Notary Public Services
A Notary Public (or Notary or Public Notary) in the common law world is a public officer constituted by law to serve the public in non-contentious matters usually concerned with estates, deeds, powers-of-attorney, and foreign and international business. A notary’s main functions are to administer oaths and affirmations, take affidavits and statutory declarations, witness and authenticate the execution of certain classes of documents, take acknowledgments of deeds and other conveyances, protest notes and bills of exchange, provide notice of foreign drafts, prepare marine or ship’s protests in cases of damage, provide exemplifications and notarial copies, and perform certain other official acts depending on the jurisdiction. Any such act is known as a notarization.
A Notary Public is empowered by law and by custom and usage of notaries through the ages to
- Administer Oaths
- Attest Signatures
- Authenticate Documents
- Give Notarial Acts
- Take Affidavits (other than for the courts in Ireland)
- Take Affirmations and Declarations
- Receive and Make Protests under Mercantile Law, and issue notarial certificates in respect of documents and persons.
- Draw up Powers of Attorney and other legal documents customarily prepared by Notaries Public
A Power of Attorney is a document signed by one person (usually called the ‘donor’) giving another person (usually called the ‘donee’ or the ‘attorney’) power to sign documents on the donor’s behalf and to do such things in relation to his or her affairs as are described specifically (a limited power) or generally (a general power) in the document.
If, for instance, you are buying, selling or mortgaging property in a foreign country, it may be convenient for you to give a Power of Attorney to a person in that country, usually a lawyer, to deal with the transaction on your behalf. This will save you having to travel abroad to attend to formalities, and may help to smoothen out any problems affecting the transaction generally. In most cases, you will be required to sign the Power of Attorney in front of a Notary Public.
The Power of Attorney will usually be drawn up by the foreign lawyer to whom authority is to be given. This is because an Irish Notary Public cannot be expected to have a knowledge of different foreign languages or to be familiar with the relevant formalities regarding Powers of Attorney in different countries.
You will usually receive the Power of Attorney by e-mail from the foreign lawyer, often accompanied by detailed instructions about signing it. Bring the e-mail with you to the Irish Notary. This will assist the Notary Public in complying with the formalities of the particular country for which the Power of Attorney is intended. You should also ask the foreign lawyer (or the person appointed Attorney) if it is necessary to have the document ‘Legalised’ or Apostilled. These are different forms of official verification of signatures which the Notary Public will explain to you if necessary.

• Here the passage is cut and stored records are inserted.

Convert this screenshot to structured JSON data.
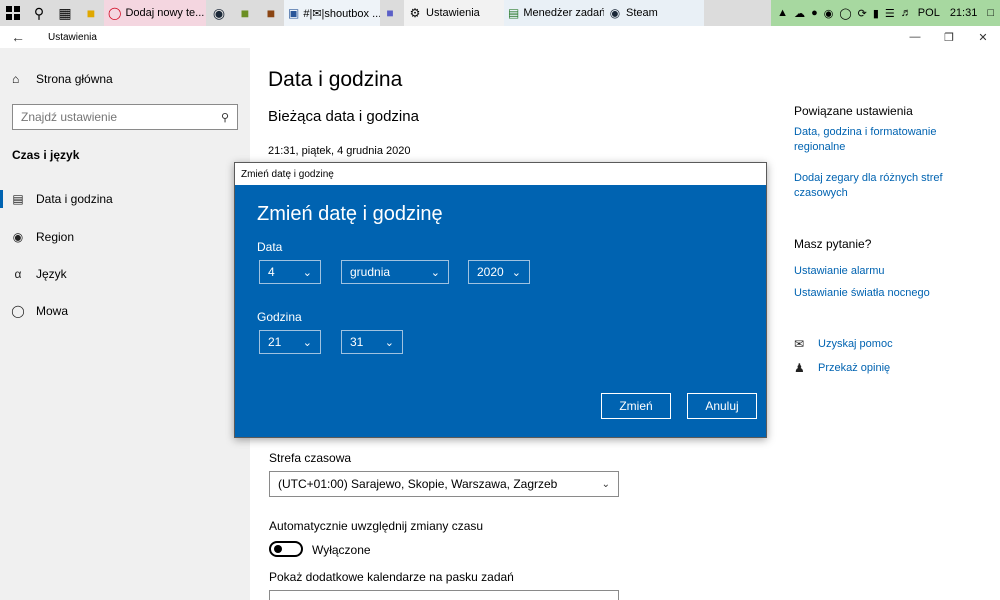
{
  "taskbar": {
    "apps": [
      {
        "label": "Dodaj nowy te..."
      },
      {
        "label": "#|✉|shoutbox ..."
      },
      {
        "label": "Ustawienia"
      },
      {
        "label": "Menedżer zadań"
      },
      {
        "label": "Steam"
      }
    ],
    "tray": {
      "lang": "POL",
      "time": "21:31"
    }
  },
  "window": {
    "title": "Ustawienia"
  },
  "sidebar": {
    "home": "Strona główna",
    "search_placeholder": "Znajdź ustawienie",
    "section": "Czas i język",
    "items": [
      {
        "label": "Data i godzina"
      },
      {
        "label": "Region"
      },
      {
        "label": "Język"
      },
      {
        "label": "Mowa"
      }
    ]
  },
  "main": {
    "title": "Data i godzina",
    "subtitle": "Bieżąca data i godzina",
    "current": "21:31, piątek, 4 grudnia 2020",
    "timezone_label": "Strefa czasowa",
    "timezone_value": "(UTC+01:00) Sarajewo, Skopie, Warszawa, Zagrzeb",
    "dst_label": "Automatycznie uwzględnij zmiany czasu",
    "dst_state": "Wyłączone",
    "calendars_label": "Pokaż dodatkowe kalendarze na pasku zadań"
  },
  "related": {
    "heading": "Powiązane ustawienia",
    "link1": "Data, godzina i formatowanie regionalne",
    "link2": "Dodaj zegary dla różnych stref czasowych",
    "question": "Masz pytanie?",
    "link3": "Ustawianie alarmu",
    "link4": "Ustawianie światła nocnego",
    "help": "Uzyskaj pomoc",
    "feedback": "Przekaż opinię"
  },
  "dialog": {
    "title": "Zmień datę i godzinę",
    "heading": "Zmień datę i godzinę",
    "date_label": "Data",
    "day": "4",
    "month": "grudnia",
    "year": "2020",
    "time_label": "Godzina",
    "hour": "21",
    "minute": "31",
    "ok": "Zmień",
    "cancel": "Anuluj"
  }
}
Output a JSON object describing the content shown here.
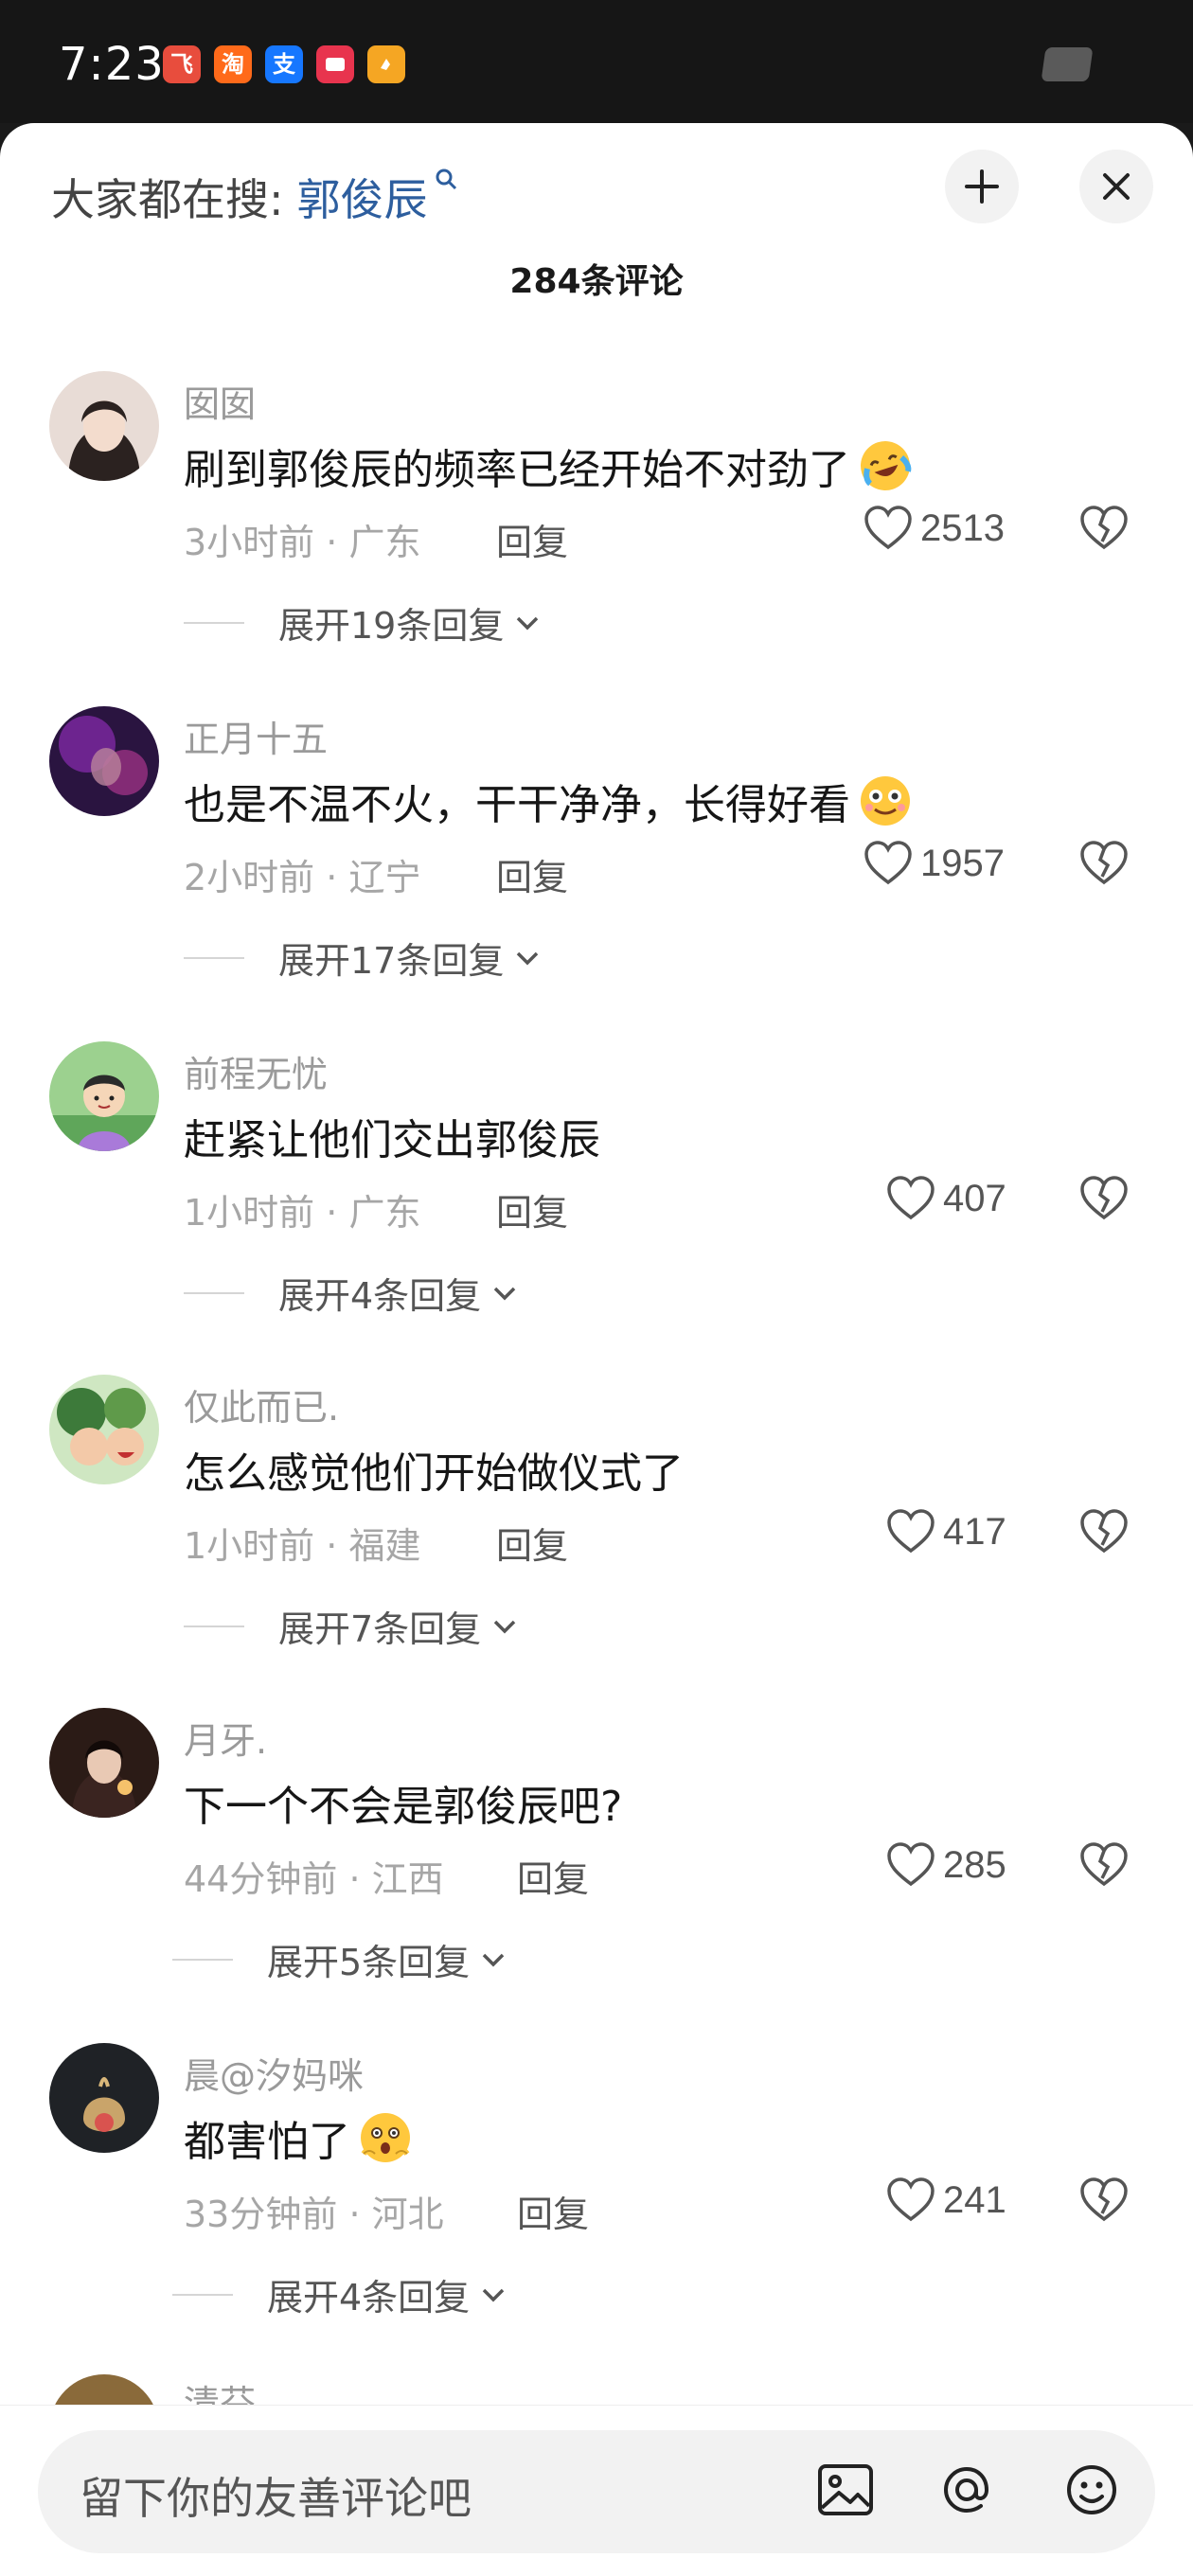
{
  "status_bar": {
    "time": "7:23",
    "app_icons": [
      {
        "name": "app-icon-1",
        "glyph": "飞",
        "color": "#e84d3d"
      },
      {
        "name": "taobao-icon",
        "glyph": "淘",
        "color": "#ff6a1a"
      },
      {
        "name": "alipay-icon",
        "glyph": "支",
        "color": "#1677ff"
      },
      {
        "name": "app-icon-4",
        "glyph": "",
        "color": "#e8344e"
      },
      {
        "name": "app-icon-5",
        "glyph": "",
        "color": "#f5a623"
      }
    ]
  },
  "header": {
    "search_prefix": "大家都在搜:",
    "search_term": "郭俊辰",
    "comment_count": "284条评论"
  },
  "comments": [
    {
      "user": "囡囡",
      "text": "刷到郭俊辰的频率已经开始不对劲了",
      "emoji": "laughing-crying-emoji",
      "time": "3小时前",
      "location": "广东",
      "reply": "回复",
      "likes": "2513",
      "expand": "展开19条回复"
    },
    {
      "user": "正月十五",
      "text": "也是不温不火，干干净净，长得好看",
      "emoji": "smile-emoji",
      "time": "2小时前",
      "location": "辽宁",
      "reply": "回复",
      "likes": "1957",
      "expand": "展开17条回复"
    },
    {
      "user": "前程无忧",
      "text": "赶紧让他们交出郭俊辰",
      "emoji": "",
      "time": "1小时前",
      "location": "广东",
      "reply": "回复",
      "likes": "407",
      "expand": "展开4条回复"
    },
    {
      "user": "仅此而已.",
      "text": "怎么感觉他们开始做仪式了",
      "emoji": "",
      "time": "1小时前",
      "location": "福建",
      "reply": "回复",
      "likes": "417",
      "expand": "展开7条回复"
    },
    {
      "user": "月牙.",
      "text": "下一个不会是郭俊辰吧?",
      "emoji": "",
      "time": "44分钟前",
      "location": "江西",
      "reply": "回复",
      "likes": "285",
      "expand": "展开5条回复"
    },
    {
      "user": "晨@汐妈咪",
      "text": "都害怕了",
      "emoji": "scared-emoji",
      "time": "33分钟前",
      "location": "河北",
      "reply": "回复",
      "likes": "241",
      "expand": "展开4条回复"
    }
  ],
  "partial_comment_user": "清芬",
  "input": {
    "placeholder": "留下你的友善评论吧"
  }
}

Powers of Attorney are important legal documents with potentially serious legal and financial consequences for the persons signing them. It is important, therefore, that you have competent advice as to the legal, financial and taxation implications of any intended foreign transaction and as regards the wisdom of giving a Power of Attorney to a foreign lawyer or other person whom you may never have met. As the Notary Public is neither the draftsman of the foreign Power of Attorney nor your legal adviser, it is a matter for you to have any foreign language document, which you intend to produce, properly translated before going to the Notary.
The Notary before whom you appear will require your assurance that you understand the document and its purpose and may require you to sign a formal acknowledgement to this effect. The Notary will however ensure that all other formalities regarding the execution of the Power of Attorney are complied with such as establishing identity and legal capacity, attesting your signature and providing a notarial act.
Notarising a document today requires the same anti-terrorism and anti-money laundering formalities as apply on opening a new bank account. The rules are very strict.
You must satisfactorily prove your identity and place of residence and the Notary must keep the identification records for five years.
This process has to be repeated every time you go to the Notary unless you have been with the same Notary within the previous three months.
You must prove your identity, and that means producing your original passport.
Lesser proof will only be accepted for compelling reasons which must be satisfactory to the Notary.
The Notary will give no assurances in advance that your substitute document of identification will be acceptable.
If your passport number is given in the document to be notarised, then the passport must be produced, without exception.
If any other identifying detail is given in the document to be notarised (such as Identity Card number or tax number), then whatever document proves that other detail must also be produced.
You must prove your current residential address by producing a recent utility bill (not being a mobile phone bill) addressed to you at your stated address within the previous three months.